-- Provided material follows --

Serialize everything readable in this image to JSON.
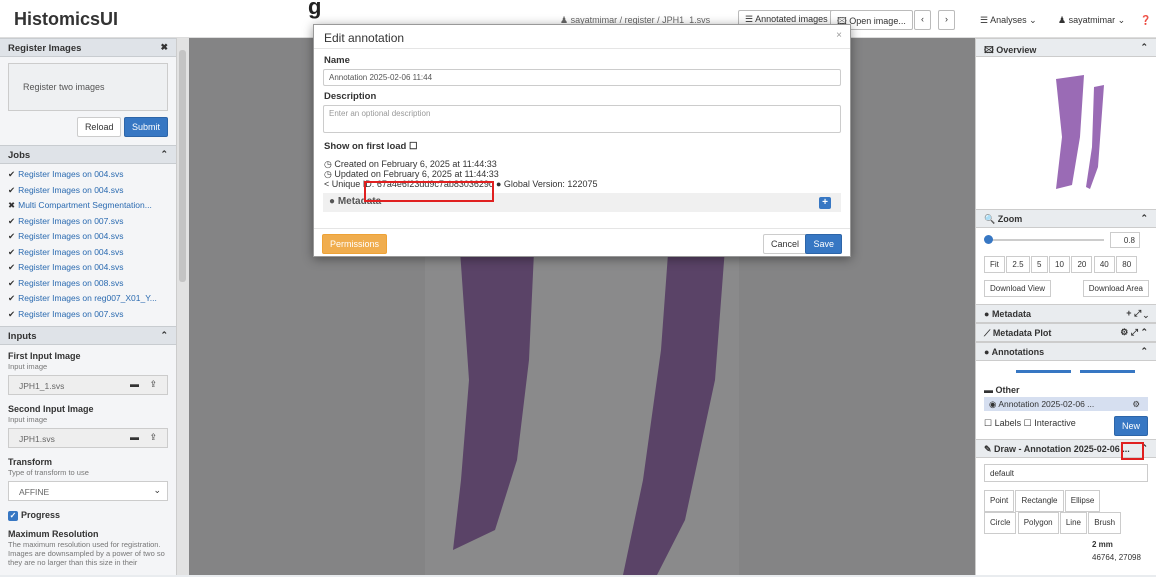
{
  "app": {
    "title": "HistomicsUI",
    "cut_title": "g"
  },
  "topbar": {
    "breadcrumb": "♟ sayatmimar / register / JPH1_1.svs",
    "annotated_images": "☰ Annotated images",
    "open_image": "🖾 Open image...",
    "prev": "‹",
    "next": "›",
    "analyses": "☰ Analyses ⌄",
    "user": "♟ sayatmimar ⌄",
    "help": "❓"
  },
  "left": {
    "register_header": "Register Images",
    "register_close": "✖",
    "register_desc": "Register two images",
    "reload": "Reload",
    "submit": "Submit",
    "jobs_header": "Jobs",
    "jobs": [
      {
        "mark": "✔",
        "label": "Register Images on 004.svs"
      },
      {
        "mark": "✔",
        "label": "Register Images on 004.svs"
      },
      {
        "mark": "✖",
        "label": "Multi Compartment Segmentation..."
      },
      {
        "mark": "✔",
        "label": "Register Images on 007.svs"
      },
      {
        "mark": "✔",
        "label": "Register Images on 004.svs"
      },
      {
        "mark": "✔",
        "label": "Register Images on 004.svs"
      },
      {
        "mark": "✔",
        "label": "Register Images on 004.svs"
      },
      {
        "mark": "✔",
        "label": "Register Images on 008.svs"
      },
      {
        "mark": "✔",
        "label": "Register Images on reg007_X01_Y..."
      },
      {
        "mark": "✔",
        "label": "Register Images on 007.svs"
      }
    ],
    "inputs_header": "Inputs",
    "first_label": "First Input Image",
    "first_sub": "Input image",
    "first_value": "JPH1_1.svs",
    "second_label": "Second Input Image",
    "second_sub": "Input image",
    "second_value": "JPH1.svs",
    "transform_label": "Transform",
    "transform_sub": "Type of transform to use",
    "transform_value": "AFFINE",
    "progress_label": "Progress",
    "maxres_label": "Maximum Resolution",
    "maxres_desc": "The maximum resolution used for registration. Images are downsampled by a power of two so they are no larger than this size in their"
  },
  "modal": {
    "title": "Edit annotation",
    "close": "×",
    "name_label": "Name",
    "name_value": "Annotation 2025-02-06 11:44",
    "desc_label": "Description",
    "desc_placeholder": "Enter an optional description",
    "show_first_load": "Show on first load",
    "created": "Created on February 6, 2025 at 11:44:33",
    "updated": "Updated on February 6, 2025 at 11:44:33",
    "unique_id_label": "Unique ID:",
    "unique_id": "67a4e6f23dd9c7ab8303629c",
    "global_version": "Global Version: 122075",
    "metadata": "Metadata",
    "permissions": "Permissions",
    "cancel": "Cancel",
    "save": "Save"
  },
  "right": {
    "overview": "Overview",
    "zoom": "Zoom",
    "zoom_value": "0.8",
    "zoom_levels": [
      "Fit",
      "2.5",
      "5",
      "10",
      "20",
      "40",
      "80"
    ],
    "download_view": "Download View",
    "download_area": "Download Area",
    "metadata": "Metadata",
    "metadata_plot": "Metadata Plot",
    "annotations": "Annotations",
    "other": "Other",
    "annotation_item": "Annotation 2025-02-06 ...",
    "labels": "Labels",
    "interactive": "Interactive",
    "new": "New",
    "draw": "Draw - Annotation 2025-02-06 ...",
    "style": "default",
    "tools": [
      "Point",
      "Rectangle",
      "Ellipse",
      "Circle",
      "Polygon",
      "Line",
      "Brush"
    ],
    "scale": "2 mm",
    "coords": "46764, 27098"
  },
  "colors": {
    "accent": "#3777c3",
    "warning": "#f0ad4e",
    "highlight": "#e02020",
    "tissue": "#9a6bb5"
  }
}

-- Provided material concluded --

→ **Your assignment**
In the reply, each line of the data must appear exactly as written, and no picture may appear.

→ **Output of the task**
Serialize everything readable in this image to JSON.
{
  "app": {
    "title": "HistomicsUI",
    "cut_title": "g"
  },
  "topbar": {
    "breadcrumb": "♟ sayatmimar / register / JPH1_1.svs",
    "annotated_images": "☰ Annotated images",
    "open_image": "🖾 Open image...",
    "prev": "‹",
    "next": "›",
    "analyses": "☰ Analyses ⌄",
    "user": "♟ sayatmimar ⌄",
    "help": "❓"
  },
  "left": {
    "register_header": "Register Images",
    "register_close": "✖",
    "register_desc": "Register two images",
    "reload": "Reload",
    "submit": "Submit",
    "jobs_header": "Jobs",
    "jobs": [
      {
        "mark": "✔",
        "label": "Register Images on 004.svs"
      },
      {
        "mark": "✔",
        "label": "Register Images on 004.svs"
      },
      {
        "mark": "✖",
        "label": "Multi Compartment Segmentation..."
      },
      {
        "mark": "✔",
        "label": "Register Images on 007.svs"
      },
      {
        "mark": "✔",
        "label": "Register Images on 004.svs"
      },
      {
        "mark": "✔",
        "label": "Register Images on 004.svs"
      },
      {
        "mark": "✔",
        "label": "Register Images on 004.svs"
      },
      {
        "mark": "✔",
        "label": "Register Images on 008.svs"
      },
      {
        "mark": "✔",
        "label": "Register Images on reg007_X01_Y..."
      },
      {
        "mark": "✔",
        "label": "Register Images on 007.svs"
      }
    ],
    "inputs_header": "Inputs",
    "first_label": "First Input Image",
    "first_sub": "Input image",
    "first_value": "JPH1_1.svs",
    "second_label": "Second Input Image",
    "second_sub": "Input image",
    "second_value": "JPH1.svs",
    "transform_label": "Transform",
    "transform_sub": "Type of transform to use",
    "transform_value": "AFFINE",
    "progress_label": "Progress",
    "maxres_label": "Maximum Resolution",
    "maxres_desc": "The maximum resolution used for registration. Images are downsampled by a power of two so they are no larger than this size in their"
  },
  "modal": {
    "title": "Edit annotation",
    "close": "×",
    "name_label": "Name",
    "name_value": "Annotation 2025-02-06 11:44",
    "desc_label": "Description",
    "desc_placeholder": "Enter an optional description",
    "show_first_load": "Show on first load",
    "created": "Created on February 6, 2025 at 11:44:33",
    "updated": "Updated on February 6, 2025 at 11:44:33",
    "unique_id_label": "Unique ID:",
    "unique_id": "67a4e6f23dd9c7ab8303629c",
    "global_version": "Global Version: 122075",
    "metadata": "Metadata",
    "permissions": "Permissions",
    "cancel": "Cancel",
    "save": "Save"
  },
  "right": {
    "overview": "Overview",
    "zoom": "Zoom",
    "zoom_value": "0.8",
    "zoom_levels": [
      "Fit",
      "2.5",
      "5",
      "10",
      "20",
      "40",
      "80"
    ],
    "download_view": "Download View",
    "download_area": "Download Area",
    "metadata": "Metadata",
    "metadata_plot": "Metadata Plot",
    "annotations": "Annotations",
    "other": "Other",
    "annotation_item": "Annotation 2025-02-06 ...",
    "labels": "Labels",
    "interactive": "Interactive",
    "new": "New",
    "draw": "Draw - Annotation 2025-02-06 ...",
    "style": "default",
    "tools": [
      "Point",
      "Rectangle",
      "Ellipse",
      "Circle",
      "Polygon",
      "Line",
      "Brush"
    ],
    "scale": "2 mm",
    "coords": "46764, 27098"
  },
  "colors": {
    "accent": "#3777c3",
    "warning": "#f0ad4e",
    "highlight": "#e02020",
    "tissue": "#9a6bb5"
  }
}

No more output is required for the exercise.